Prompt:
Set down, exactly and in full, the line holding "Serialize everything readable" and all the lines after it until the listing ends, and nothing else.

Given entries:
^^^^

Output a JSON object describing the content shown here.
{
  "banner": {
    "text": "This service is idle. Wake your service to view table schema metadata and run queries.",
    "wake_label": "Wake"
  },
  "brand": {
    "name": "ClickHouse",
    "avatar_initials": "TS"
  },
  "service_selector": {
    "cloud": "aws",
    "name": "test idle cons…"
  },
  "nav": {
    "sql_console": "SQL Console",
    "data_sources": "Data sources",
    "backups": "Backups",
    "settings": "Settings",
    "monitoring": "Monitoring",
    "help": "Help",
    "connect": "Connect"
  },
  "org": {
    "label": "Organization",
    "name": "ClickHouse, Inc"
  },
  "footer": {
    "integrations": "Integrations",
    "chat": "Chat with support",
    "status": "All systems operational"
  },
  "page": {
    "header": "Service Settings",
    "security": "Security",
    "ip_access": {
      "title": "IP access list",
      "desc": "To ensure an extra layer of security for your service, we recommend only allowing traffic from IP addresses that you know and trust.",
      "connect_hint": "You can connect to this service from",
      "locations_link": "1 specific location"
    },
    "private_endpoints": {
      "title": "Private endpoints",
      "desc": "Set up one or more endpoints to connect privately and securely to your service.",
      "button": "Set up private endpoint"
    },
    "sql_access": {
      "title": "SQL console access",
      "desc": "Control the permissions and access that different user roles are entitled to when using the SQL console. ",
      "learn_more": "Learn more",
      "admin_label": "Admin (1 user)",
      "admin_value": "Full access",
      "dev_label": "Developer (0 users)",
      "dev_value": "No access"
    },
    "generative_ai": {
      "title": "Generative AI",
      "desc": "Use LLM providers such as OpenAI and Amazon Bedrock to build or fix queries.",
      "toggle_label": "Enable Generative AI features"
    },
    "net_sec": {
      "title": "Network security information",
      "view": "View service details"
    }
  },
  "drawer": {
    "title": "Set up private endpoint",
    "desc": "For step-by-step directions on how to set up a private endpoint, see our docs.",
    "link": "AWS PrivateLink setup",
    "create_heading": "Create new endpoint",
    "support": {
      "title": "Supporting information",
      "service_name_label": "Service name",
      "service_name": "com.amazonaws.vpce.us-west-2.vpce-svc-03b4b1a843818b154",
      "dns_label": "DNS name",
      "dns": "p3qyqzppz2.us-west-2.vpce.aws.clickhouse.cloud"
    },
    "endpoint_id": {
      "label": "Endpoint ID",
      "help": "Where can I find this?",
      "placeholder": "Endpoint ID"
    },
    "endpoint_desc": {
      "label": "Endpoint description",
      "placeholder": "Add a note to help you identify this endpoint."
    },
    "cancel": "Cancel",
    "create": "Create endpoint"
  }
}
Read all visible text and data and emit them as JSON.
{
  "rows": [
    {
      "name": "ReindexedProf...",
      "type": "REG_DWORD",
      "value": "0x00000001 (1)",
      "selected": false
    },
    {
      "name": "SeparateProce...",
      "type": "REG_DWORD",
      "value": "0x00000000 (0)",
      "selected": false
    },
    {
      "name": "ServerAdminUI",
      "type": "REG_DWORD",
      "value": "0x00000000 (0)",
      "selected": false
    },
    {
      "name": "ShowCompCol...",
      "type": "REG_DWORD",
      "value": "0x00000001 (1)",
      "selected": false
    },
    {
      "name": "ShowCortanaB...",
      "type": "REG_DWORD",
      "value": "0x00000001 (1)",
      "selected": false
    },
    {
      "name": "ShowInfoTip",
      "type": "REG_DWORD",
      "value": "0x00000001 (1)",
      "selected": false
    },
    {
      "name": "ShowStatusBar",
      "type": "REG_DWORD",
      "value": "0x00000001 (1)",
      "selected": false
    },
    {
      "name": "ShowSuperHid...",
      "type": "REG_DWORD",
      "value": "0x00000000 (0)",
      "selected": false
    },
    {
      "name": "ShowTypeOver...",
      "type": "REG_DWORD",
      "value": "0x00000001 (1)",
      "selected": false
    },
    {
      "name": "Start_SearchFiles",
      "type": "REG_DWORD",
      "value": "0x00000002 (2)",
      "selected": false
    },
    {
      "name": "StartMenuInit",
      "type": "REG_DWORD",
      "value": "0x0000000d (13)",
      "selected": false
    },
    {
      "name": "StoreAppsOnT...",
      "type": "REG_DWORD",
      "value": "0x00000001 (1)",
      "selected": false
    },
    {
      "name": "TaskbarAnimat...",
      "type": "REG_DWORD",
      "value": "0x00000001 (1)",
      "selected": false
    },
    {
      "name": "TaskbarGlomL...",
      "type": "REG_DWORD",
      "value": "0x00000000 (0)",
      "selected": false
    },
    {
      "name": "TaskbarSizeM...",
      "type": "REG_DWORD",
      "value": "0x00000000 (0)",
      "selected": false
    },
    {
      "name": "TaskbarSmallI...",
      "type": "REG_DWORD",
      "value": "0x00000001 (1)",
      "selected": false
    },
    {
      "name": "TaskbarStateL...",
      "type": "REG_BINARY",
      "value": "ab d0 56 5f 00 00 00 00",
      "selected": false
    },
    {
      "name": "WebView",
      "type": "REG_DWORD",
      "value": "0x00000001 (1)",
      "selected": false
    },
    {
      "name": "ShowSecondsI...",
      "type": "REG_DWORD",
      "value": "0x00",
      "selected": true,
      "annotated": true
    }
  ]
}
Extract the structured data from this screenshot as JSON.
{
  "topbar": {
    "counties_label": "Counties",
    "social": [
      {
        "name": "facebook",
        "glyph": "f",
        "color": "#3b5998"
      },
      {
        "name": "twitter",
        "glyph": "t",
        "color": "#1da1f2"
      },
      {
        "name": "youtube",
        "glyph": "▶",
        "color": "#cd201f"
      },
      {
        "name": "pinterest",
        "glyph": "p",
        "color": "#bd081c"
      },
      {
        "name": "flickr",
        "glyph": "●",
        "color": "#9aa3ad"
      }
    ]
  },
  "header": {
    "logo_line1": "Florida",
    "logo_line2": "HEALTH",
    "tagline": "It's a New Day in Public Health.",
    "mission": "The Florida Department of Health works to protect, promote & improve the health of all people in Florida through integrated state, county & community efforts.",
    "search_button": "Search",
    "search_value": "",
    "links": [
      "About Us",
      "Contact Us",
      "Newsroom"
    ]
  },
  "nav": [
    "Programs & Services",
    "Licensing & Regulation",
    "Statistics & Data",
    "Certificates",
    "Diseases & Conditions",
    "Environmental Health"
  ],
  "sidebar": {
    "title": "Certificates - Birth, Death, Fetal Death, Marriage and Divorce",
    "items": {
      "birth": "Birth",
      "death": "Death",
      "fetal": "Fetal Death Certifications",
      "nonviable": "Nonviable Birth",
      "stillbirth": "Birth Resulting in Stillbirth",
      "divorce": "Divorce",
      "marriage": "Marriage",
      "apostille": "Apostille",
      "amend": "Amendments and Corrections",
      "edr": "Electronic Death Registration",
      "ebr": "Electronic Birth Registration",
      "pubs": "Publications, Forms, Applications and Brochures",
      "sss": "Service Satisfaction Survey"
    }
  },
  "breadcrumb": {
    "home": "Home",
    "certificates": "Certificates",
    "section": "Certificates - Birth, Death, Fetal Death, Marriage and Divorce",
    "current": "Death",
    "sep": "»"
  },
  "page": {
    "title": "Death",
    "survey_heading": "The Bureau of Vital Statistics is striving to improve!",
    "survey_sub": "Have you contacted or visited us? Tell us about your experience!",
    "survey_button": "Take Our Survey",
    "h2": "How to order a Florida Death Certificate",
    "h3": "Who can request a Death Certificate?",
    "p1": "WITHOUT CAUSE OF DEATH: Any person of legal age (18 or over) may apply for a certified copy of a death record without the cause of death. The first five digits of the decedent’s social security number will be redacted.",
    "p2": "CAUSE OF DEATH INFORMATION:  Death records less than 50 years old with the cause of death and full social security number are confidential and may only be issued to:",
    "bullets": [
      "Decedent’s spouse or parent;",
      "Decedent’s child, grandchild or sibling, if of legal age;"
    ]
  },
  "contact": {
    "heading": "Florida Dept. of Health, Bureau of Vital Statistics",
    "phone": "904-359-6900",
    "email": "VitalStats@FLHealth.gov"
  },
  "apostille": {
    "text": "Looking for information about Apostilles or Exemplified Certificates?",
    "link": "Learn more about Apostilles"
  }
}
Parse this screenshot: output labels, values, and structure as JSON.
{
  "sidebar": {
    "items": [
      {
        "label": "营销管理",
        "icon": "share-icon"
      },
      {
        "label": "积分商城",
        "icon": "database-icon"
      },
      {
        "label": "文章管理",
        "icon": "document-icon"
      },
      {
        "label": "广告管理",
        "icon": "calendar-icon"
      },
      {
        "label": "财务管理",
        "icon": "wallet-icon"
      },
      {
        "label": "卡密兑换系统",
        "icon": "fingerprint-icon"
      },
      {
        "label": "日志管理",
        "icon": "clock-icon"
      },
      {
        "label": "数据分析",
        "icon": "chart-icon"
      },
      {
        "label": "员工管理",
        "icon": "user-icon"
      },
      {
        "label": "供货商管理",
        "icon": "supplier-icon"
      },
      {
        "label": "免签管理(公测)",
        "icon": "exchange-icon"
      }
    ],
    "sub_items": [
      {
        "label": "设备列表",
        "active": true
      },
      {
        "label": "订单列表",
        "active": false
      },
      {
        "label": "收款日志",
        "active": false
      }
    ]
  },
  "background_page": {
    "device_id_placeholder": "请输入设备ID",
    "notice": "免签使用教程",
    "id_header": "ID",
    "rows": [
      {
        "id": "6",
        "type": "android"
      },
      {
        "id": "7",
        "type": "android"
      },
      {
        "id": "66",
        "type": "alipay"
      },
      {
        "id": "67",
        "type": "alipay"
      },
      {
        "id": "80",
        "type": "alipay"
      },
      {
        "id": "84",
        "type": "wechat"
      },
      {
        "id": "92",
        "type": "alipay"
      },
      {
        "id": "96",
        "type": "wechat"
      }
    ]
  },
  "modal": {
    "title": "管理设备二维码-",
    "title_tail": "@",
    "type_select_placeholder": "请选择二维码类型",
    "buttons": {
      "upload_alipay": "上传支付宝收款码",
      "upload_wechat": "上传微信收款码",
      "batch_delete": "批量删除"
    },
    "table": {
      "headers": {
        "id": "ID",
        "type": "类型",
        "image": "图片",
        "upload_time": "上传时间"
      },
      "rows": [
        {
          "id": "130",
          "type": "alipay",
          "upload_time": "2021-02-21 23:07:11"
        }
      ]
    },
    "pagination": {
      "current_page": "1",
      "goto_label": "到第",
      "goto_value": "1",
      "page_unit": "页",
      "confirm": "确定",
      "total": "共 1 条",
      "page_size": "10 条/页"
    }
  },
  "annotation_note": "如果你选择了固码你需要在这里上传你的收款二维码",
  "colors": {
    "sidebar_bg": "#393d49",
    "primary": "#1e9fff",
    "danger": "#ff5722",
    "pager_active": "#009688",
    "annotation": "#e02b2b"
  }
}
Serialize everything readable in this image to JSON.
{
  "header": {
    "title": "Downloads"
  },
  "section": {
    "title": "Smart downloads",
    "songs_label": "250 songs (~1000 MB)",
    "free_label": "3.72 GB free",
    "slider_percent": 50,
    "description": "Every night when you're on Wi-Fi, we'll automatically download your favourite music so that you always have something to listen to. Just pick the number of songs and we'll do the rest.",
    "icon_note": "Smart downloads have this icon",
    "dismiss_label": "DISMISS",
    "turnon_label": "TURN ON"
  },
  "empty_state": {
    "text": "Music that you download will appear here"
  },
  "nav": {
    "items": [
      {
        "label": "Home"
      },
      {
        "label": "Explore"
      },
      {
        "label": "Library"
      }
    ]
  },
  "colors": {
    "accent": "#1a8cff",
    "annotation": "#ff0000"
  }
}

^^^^

Response box:
Serialize everything readable in this image to JSON.
{
  "header": {
    "title": "Downloads"
  },
  "section": {
    "title": "Smart downloads",
    "songs_label": "250 songs (~1000 MB)",
    "free_label": "3.72 GB free",
    "slider_percent": 50,
    "description": "Every night when you're on Wi-Fi, we'll automatically download your favourite music so that you always have something to listen to. Just pick the number of songs and we'll do the rest.",
    "icon_note": "Smart downloads have this icon",
    "dismiss_label": "DISMISS",
    "turnon_label": "TURN ON"
  },
  "empty_state": {
    "text": "Music that you download will appear here"
  },
  "nav": {
    "items": [
      {
        "label": "Home"
      },
      {
        "label": "Explore"
      },
      {
        "label": "Library"
      }
    ]
  },
  "colors": {
    "accent": "#1a8cff",
    "annotation": "#ff0000"
  }
}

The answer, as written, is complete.